What role do you see third-party funding playing in arbitration moving forward?
Internationally, I believe that third-party funding will play an important role in high-value proceedings, be it investor-state or commercial arbitrations. In the last decade, we experienced a considerable growth in the number of investor-state arbitrations. This development will continue. Also, commercial arbitrations tend to become more complex and the average amount in dispute increases. Both fields are therefore lucrative for third-party funders.
From the German perspective, third-party funding still has a way to go. In the past years, many new funders entered the German market. Currently, the funders, however, seem to focus more on mass proceedings before state courts. A reason could be that some funders still lack the necessary know-how or that - in Germany - parties to high-volume disputes prefer to finance arbitrations themselves.
Why did you decide to set up your own firm?
Conflicts of interest are the arbitrator’s worst nightmare. Therefore, some colleagues decide at a certain point of their career to give up their legal practice and to work exclusively as an independent arbitrator. When I founded my own boutique law firm, I felt still “too young” to solely focus on my work as an arbitrator. I take great pleasure in going into battle as party representative for my clients. I did not want to have to choose between the two roles. My law firm now allows me to have the best of both worlds: I am (relatively) free with regard to conflicts of interest. And I can still help my clients to enforce their rights before arbitral tribunals or state courts.
You have enjoyed a very distinguished career so far. What would you like to achieve that you have not yet accomplished?

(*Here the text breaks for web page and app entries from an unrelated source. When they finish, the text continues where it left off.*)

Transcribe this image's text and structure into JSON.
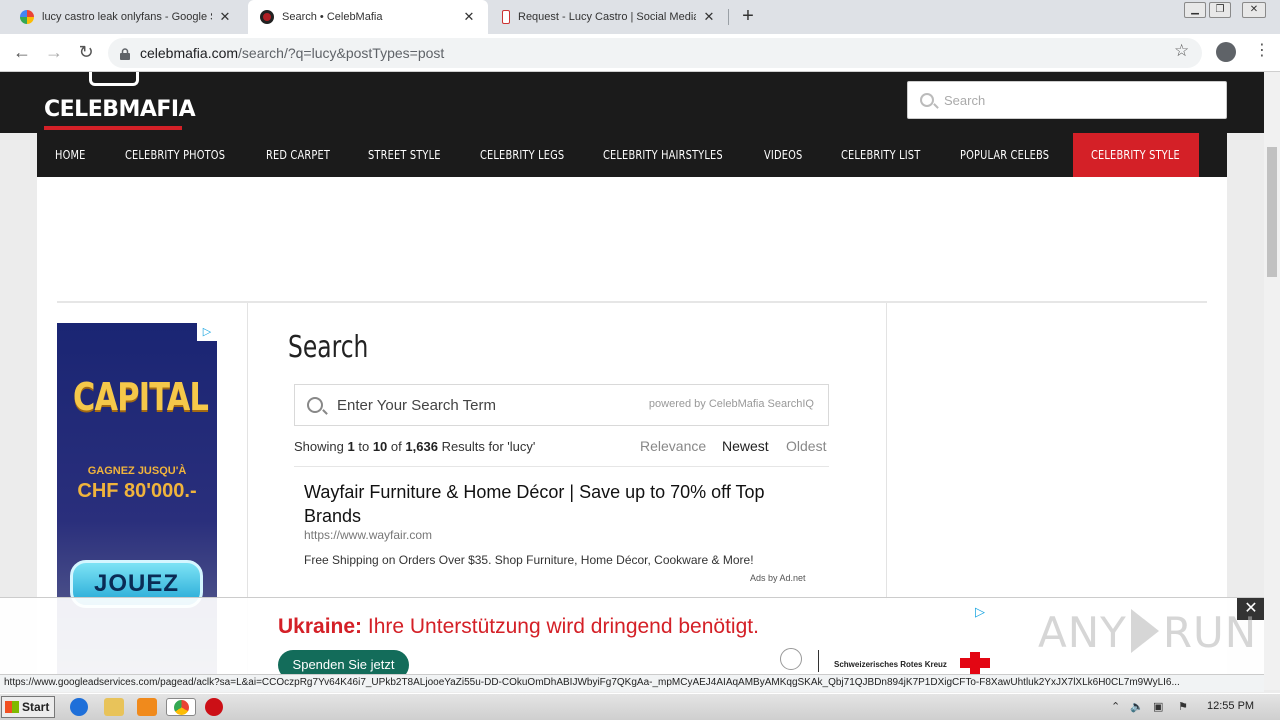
{
  "browser": {
    "tabs": [
      {
        "title": "lucy castro leak onlyfans - Google Se",
        "favicon": "google-icon"
      },
      {
        "title": "Search • CelebMafia",
        "favicon": "celebmafia-icon"
      },
      {
        "title": "Request - Lucy Castro | Social Media",
        "favicon": "site-icon"
      }
    ],
    "new_tab_label": "+",
    "url_host": "celebmafia.com",
    "url_path": "/search/?q=lucy&postTypes=post"
  },
  "site": {
    "logo_text": "CELEBMAFIA",
    "search_placeholder": "Search",
    "nav": [
      "HOME",
      "CELEBRITY PHOTOS",
      "RED CARPET",
      "STREET STYLE",
      "CELEBRITY LEGS",
      "CELEBRITY HAIRSTYLES",
      "VIDEOS",
      "CELEBRITY LIST",
      "POPULAR CELEBS",
      "CELEBRITY STYLE"
    ],
    "accent_color": "#d42027"
  },
  "left_ad": {
    "brand": "CAPITAL",
    "line1": "GAGNEZ JUSQU'À",
    "line2": "CHF 80'000.-",
    "cta": "JOUEZ"
  },
  "search": {
    "title": "Search",
    "placeholder": "Enter Your Search Term",
    "powered_by": "powered by CelebMafia SearchIQ",
    "showing_prefix": "Showing",
    "from": "1",
    "to_word": "to",
    "to": "10",
    "of_word": "of",
    "total": "1,636",
    "suffix": "Results for 'lucy'",
    "sort_options": [
      "Relevance",
      "Newest",
      "Oldest"
    ],
    "sort_selected": "Newest"
  },
  "result": {
    "title": "Wayfair Furniture & Home Décor | Save up to 70% off Top Brands",
    "url": "https://www.wayfair.com",
    "description": "Free Shipping on Orders Over $35. Shop Furniture, Home Décor, Cookware & More!",
    "ads_label": "Ads by Ad.net"
  },
  "bottom_ad": {
    "headline_bold": "Ukraine:",
    "headline_rest": " Ihre Unterstützung wird dringend benötigt.",
    "button": "Spenden Sie jetzt",
    "org": "Schweizerisches Rotes Kreuz",
    "close": "✕"
  },
  "watermark": {
    "left": "ANY",
    "right": "RUN"
  },
  "status_url": "https://www.googleadservices.com/pagead/aclk?sa=L&ai=CCOczpRg7Yv64K46i7_UPkb2T8ALjooeYaZi55u-DD-COkuOmDhABIJWbyiFg7QKgAa-_mpMCyAEJ4AIAqAMByAMKqgSKAk_Qbj71QJBDn894jK7P1DXigCFTo-F8XawUhtluk2YxJX7lXLk6H0CL7m9WyLI6...",
  "taskbar": {
    "start": "Start",
    "clock": "12:55 PM"
  }
}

In the last two years, we have all experienced changes we never imagined before – be it a pandemic or a war in our close neighbourhood. With that in mind, I notice even more often than before how extremely privileged I am in life. When it comes to my law firm, I would be grateful if clients continue to trust in our expertise and professionalism and thus entrust us with challenging cases.